When Alex went to college, I was prepared to miss him. I was so prepared, so determined not to cry when we left him, that I didn’t cry at all, apart from tearing up a little once in the van twenty miles away.
I was fine when Vicky moved to St. Louis to go to school. I had my writing and my volunteer work at the church. She came home two or three times a month for real food and laundry facilities. While I enjoyed getting caught up on her life and taking care of her for a few hours, it was a relief when she piled her laundry baskets in her car and waved good-bye. The house was quiet again.
Then Eric got laid off. We were enormously relieved when he was offered his current job. I threw myself into sorting and packing. It was a stressful three months. I knew it would be a relief to finally get everything moved so I could settle into the new normal.
It wasn’t a relief. Everything in my life except the cats and Eric was unfamiliar–the neighborhood, the incessant noise from the road next to our apartment, the snow–dear Lord, how could I ever have been happy to see it snow? Why was I excited about the lake effect again?*
One day, I was unpacking a box and ran across a passport. I opened it to see whose it was, and Alex’s 13-year-old face looked back at me. I lost it. Full-on, instant ugly crying. It wasn’t just that I was in a new place. I was there without my kids.

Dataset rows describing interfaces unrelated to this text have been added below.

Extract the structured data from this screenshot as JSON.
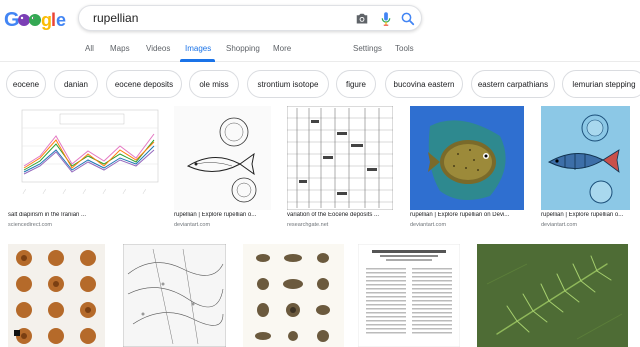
{
  "search": {
    "query": "rupellian"
  },
  "tabs": [
    {
      "label": "All"
    },
    {
      "label": "Maps"
    },
    {
      "label": "Videos"
    },
    {
      "label": "Images"
    },
    {
      "label": "Shopping"
    },
    {
      "label": "More"
    },
    {
      "label": "Settings"
    },
    {
      "label": "Tools"
    }
  ],
  "chips": [
    {
      "label": "eocene"
    },
    {
      "label": "danian"
    },
    {
      "label": "eocene deposits"
    },
    {
      "label": "ole miss"
    },
    {
      "label": "strontium isotope"
    },
    {
      "label": "figure"
    },
    {
      "label": "bucovina eastern"
    },
    {
      "label": "eastern carpathians"
    },
    {
      "label": "lemurian stepping"
    }
  ],
  "results": [
    {
      "caption": "salt diapirism in the Iranian ...",
      "source": "sciencedirect.com"
    },
    {
      "caption": "rupellian | Explore rupellian o...",
      "source": "deviantart.com"
    },
    {
      "caption": "variation of the Eocene deposits ...",
      "source": "researchgate.net"
    },
    {
      "caption": "rupellian | Explore rupellian on Devi...",
      "source": "deviantart.com"
    },
    {
      "caption": "rupellian | Explore rupellian o...",
      "source": "deviantart.com"
    }
  ],
  "icons": {
    "camera": "camera-icon",
    "mic": "microphone-icon",
    "search": "search-icon"
  },
  "colors": {
    "accent": "#1a73e8",
    "tab_text": "#5f6368"
  }
}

I’m not writing this for sympathy. I’m getting help and working through the grief. That’s what it is, too. I’ve touched on this before–I was grieving my old life before our final move.
I’m writing this for my friends who have kids in or going to college. Don’t think you get over it and move on. There may come a time when something changes so much or so fast that you realize your old life is really over. You invest all those years nurturing your babies–the sleepless nights, the fights and broken hearts and tears, and then they’re off on their own adventures and you’re left wondering how it happened so quickly.
Whether you were a working mom or a stay-at-homeschooler, you’re going to have regrets. You’re going to miss the pudgy toddler. It’s okay. You don’t let go overnight. I’m not sure you ever completely let go at all.
*Almost without exception, when people find out I moved here in January, they apologize for the weather and promise me this is the worst winter they’ve ever seen here. The city can be scary, but the people have been really nice.